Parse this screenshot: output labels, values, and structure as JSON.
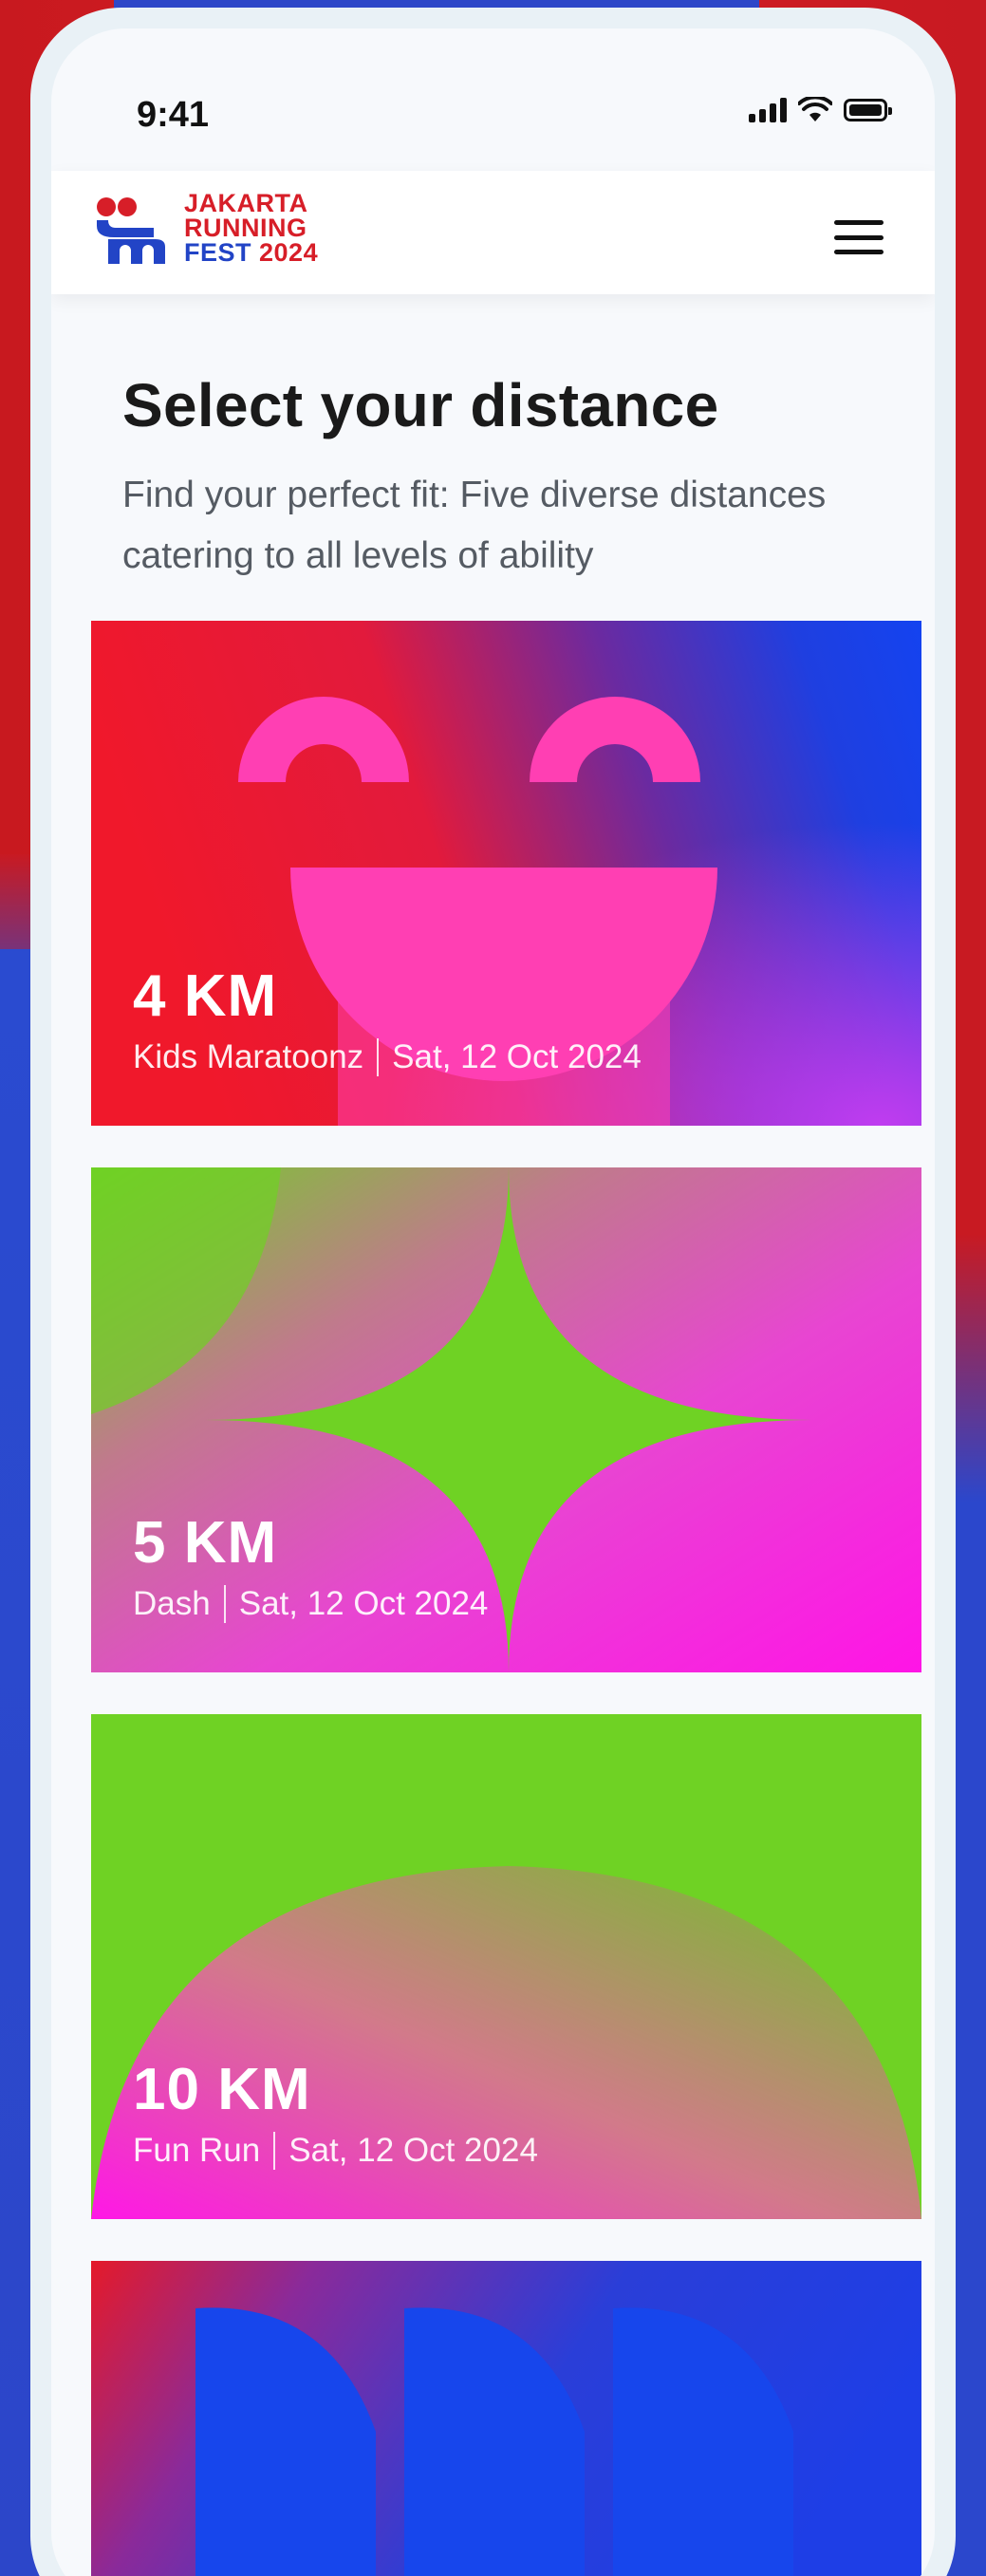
{
  "status_bar": {
    "time": "9:41"
  },
  "header": {
    "logo_lines": [
      "JAKARTA",
      "RUNNING",
      "FEST ",
      "2024"
    ]
  },
  "page": {
    "title": "Select your distance",
    "subtitle": "Find your perfect fit: Five diverse distances catering to all levels of ability"
  },
  "cards": [
    {
      "distance": "4 KM",
      "category": "Kids Maratoonz",
      "date": "Sat, 12 Oct 2024"
    },
    {
      "distance": "5 KM",
      "category": "Dash",
      "date": "Sat, 12 Oct 2024"
    },
    {
      "distance": "10 KM",
      "category": "Fun Run",
      "date": "Sat, 12 Oct 2024"
    }
  ],
  "colors": {
    "brand_red": "#d71e28",
    "brand_blue": "#2244c6",
    "pink": "#ff3fb3",
    "green": "#6fd224",
    "magenta": "#ff17e6"
  },
  "icons": [
    "signal-icon",
    "wifi-icon",
    "battery-icon",
    "menu-icon",
    "logo-mark-icon"
  ]
}
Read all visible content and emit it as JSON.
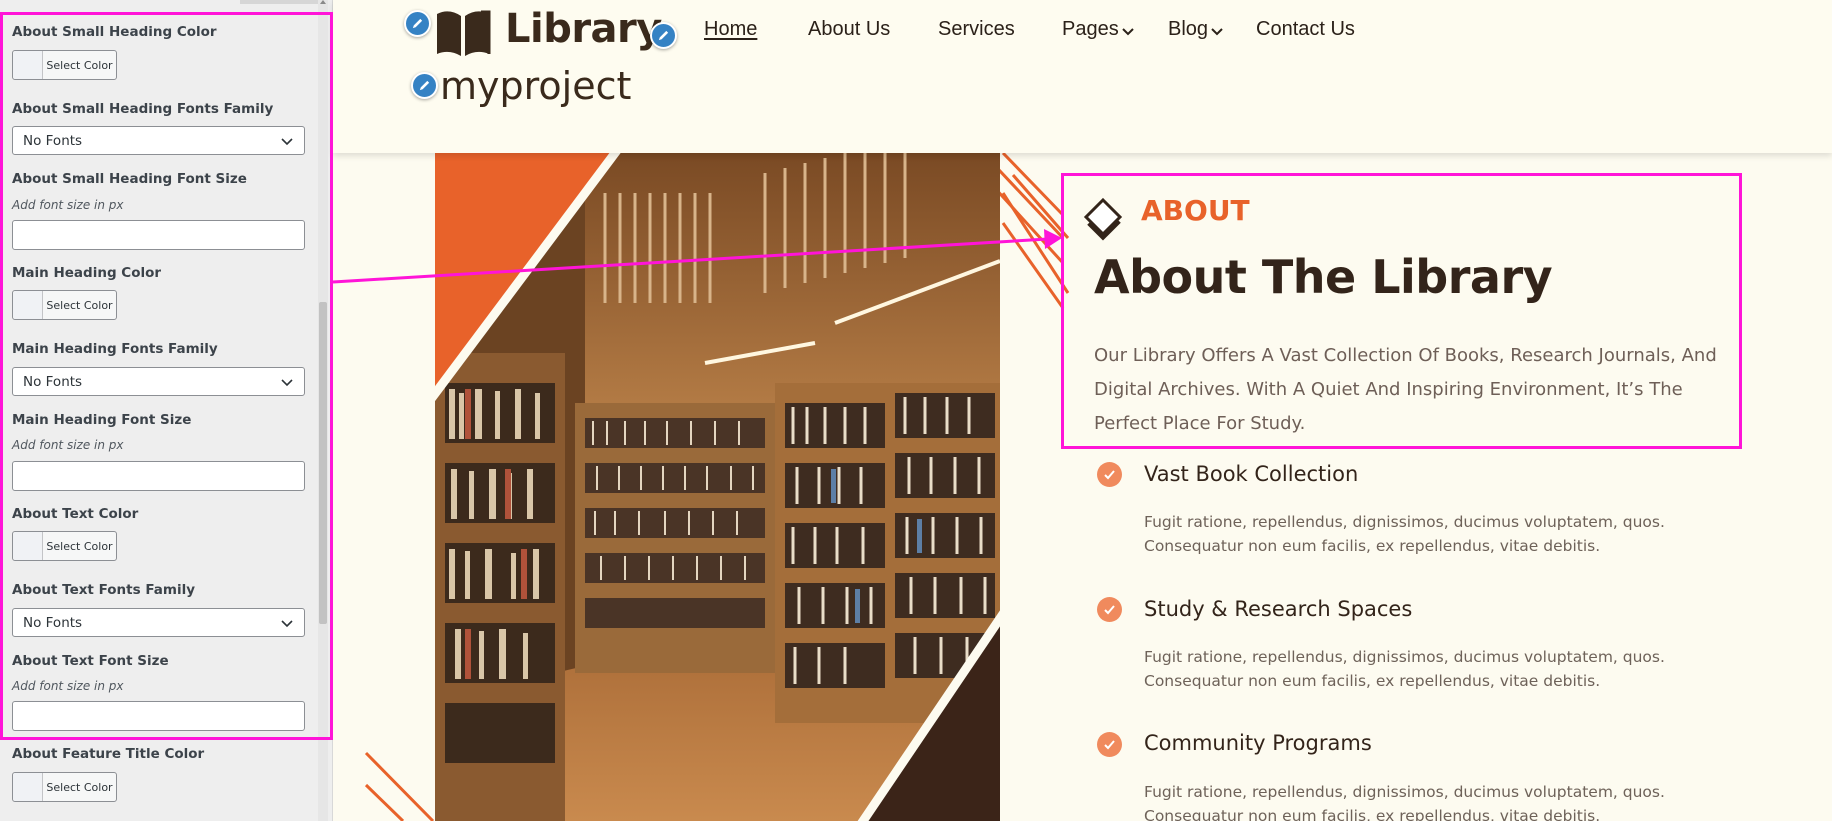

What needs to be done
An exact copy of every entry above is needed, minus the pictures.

Answer box
Parse this screenshot: output labels, values, and structure as JSON.
{
  "status_bar": {
    "time": "9:41"
  },
  "header": {
    "logo_lines": [
      "JAKARTA",
      "RUNNING",
      "FEST ",
      "2024"
    ]
  },
  "page": {
    "title": "Select your distance",
    "subtitle": "Find your perfect fit: Five diverse distances catering to all levels of ability"
  },
  "cards": [
    {
      "distance": "4 KM",
      "category": "Kids Maratoonz",
      "date": "Sat, 12 Oct 2024"
    },
    {
      "distance": "5 KM",
      "category": "Dash",
      "date": "Sat, 12 Oct 2024"
    },
    {
      "distance": "10 KM",
      "category": "Fun Run",
      "date": "Sat, 12 Oct 2024"
    }
  ],
  "colors": {
    "brand_red": "#d71e28",
    "brand_blue": "#2244c6",
    "pink": "#ff3fb3",
    "green": "#6fd224",
    "magenta": "#ff17e6"
  },
  "icons": [
    "signal-icon",
    "wifi-icon",
    "battery-icon",
    "menu-icon",
    "logo-mark-icon"
  ]
}
Read all visible content and emit it as JSON.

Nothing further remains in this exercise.